Perennial herb 6 - 20 cm tall Stem: absent aboveground, leaves and flowers arising independently and directly from an ascending rootstock of thick (much greater than 3 mm diameter) rhizomes but lacking runners (stolons). Leaves: basal, erect, long-stalked, firm, short-hairy, 3 - 5 cm wide, and deeply divided (nearly to base) into slender linear segments. The leaf stalks are covered with short hairs, and the green stipules are less than 1.5 cm long and fully separate from the leaf stalk. Flowers: long-stalked (mostly taller than leaves), deep violet, 1 - 2 cm long, bilaterally symmetric with two upper petals, two lateral petals, and lower petal with base modified into a rounded nectar spur. In the summer, producing very fertile flowers that do not open (cleistogamous). Sepals: five, green, about half the length of petals, lance-shaped with ear-like appendages (auricles) at the base. Petals: five, separate, all differently shaped, but all forward-facing. The two lateral petals and lowest petal have a beard of hairs near the base, and the lowest petal is also prolonged at its base into a short, rounded spur or sac. Stamens: five, separate, but very tightly arranged so anthers touch as they surround ovary. The filaments are very short (anthers not exposed), and the lower two stamens have spur-like nectaries on their backs that extend into the spur or sac of the lower petal. Pistil: with a single-chambered, superior ovary; and a single style that expands into a short, scoop-shaped stigma. Fruit: a many-seeded, green, hairless, ellipsoid capsule on slender, ascending or erect stalks. The capsule opens lengthwise from its top to disperse the seeds which have a large amount of oily endosperm, and often an appendage (aril).

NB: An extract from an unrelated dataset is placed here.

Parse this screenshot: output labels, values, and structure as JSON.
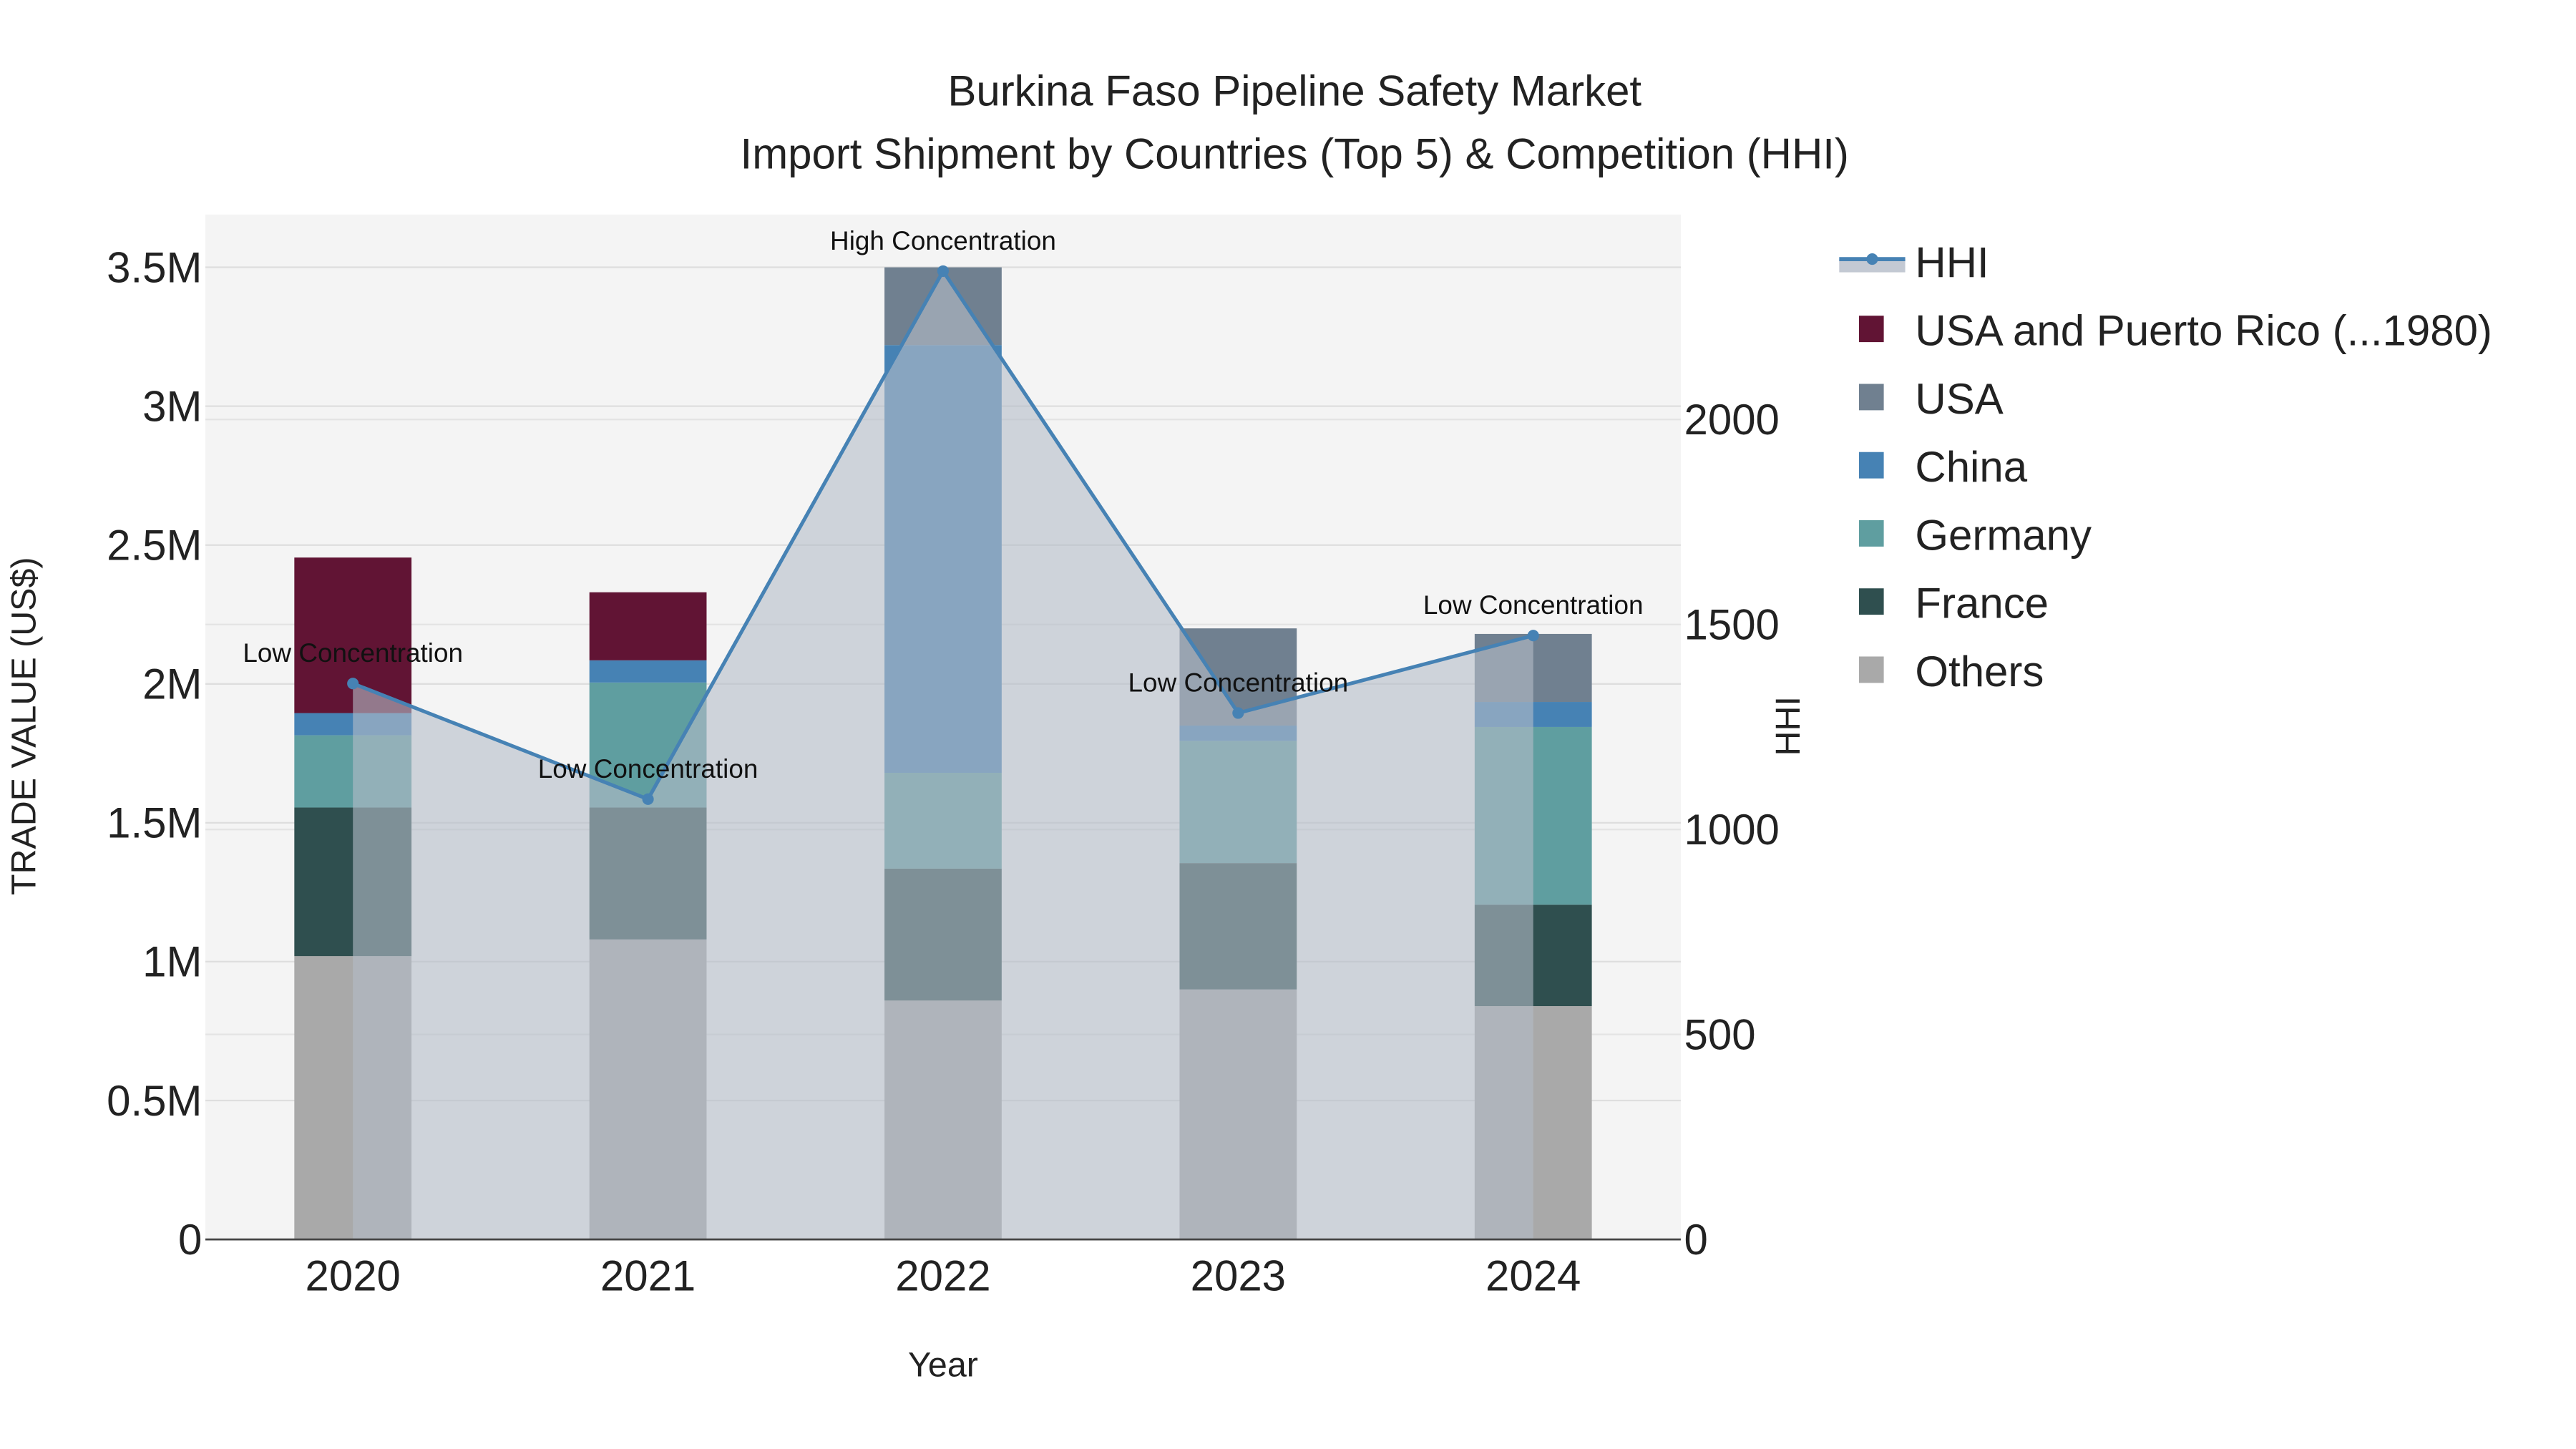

Similar species: Viola pedatifida is often confused with V. pedata, but that species has flaring petals so the flower looks flat from the front making the orange anthers easily visible, none of the petals are bearded, and the rhizome is strictly vertical (erect) and very stout. Also very similar are V. x palmata and V. x subsinuata, but both hybrids have leaves that are merely coarsely lobed only about halfway to the blade base, the hairs on the leaf stalks and leaves are much longer, and the capsules are purple-flecked and on short, prostrate stalks.
Flowering: April to early June
Habitat and ecology: Not common, very localized to mesic black soil prairies and savannas.
Occurence in the Chicago region: native
Notes: Some authorities have suggested placing this species in synonymy with V. x subsinuata or V. x palmata, but we follow Ballard (1994) who is among the current leading experts of the genus in North America. This species is listed as Threatened in Indiana and Michigan, primarily because its prairie habitat is so rare and vulnerable.
Etymology: Viola is the classical name for the genus. Pedatifida means "dissected like a foot", often meaning like a bird's foot, which is deeply lobed as are these leaves.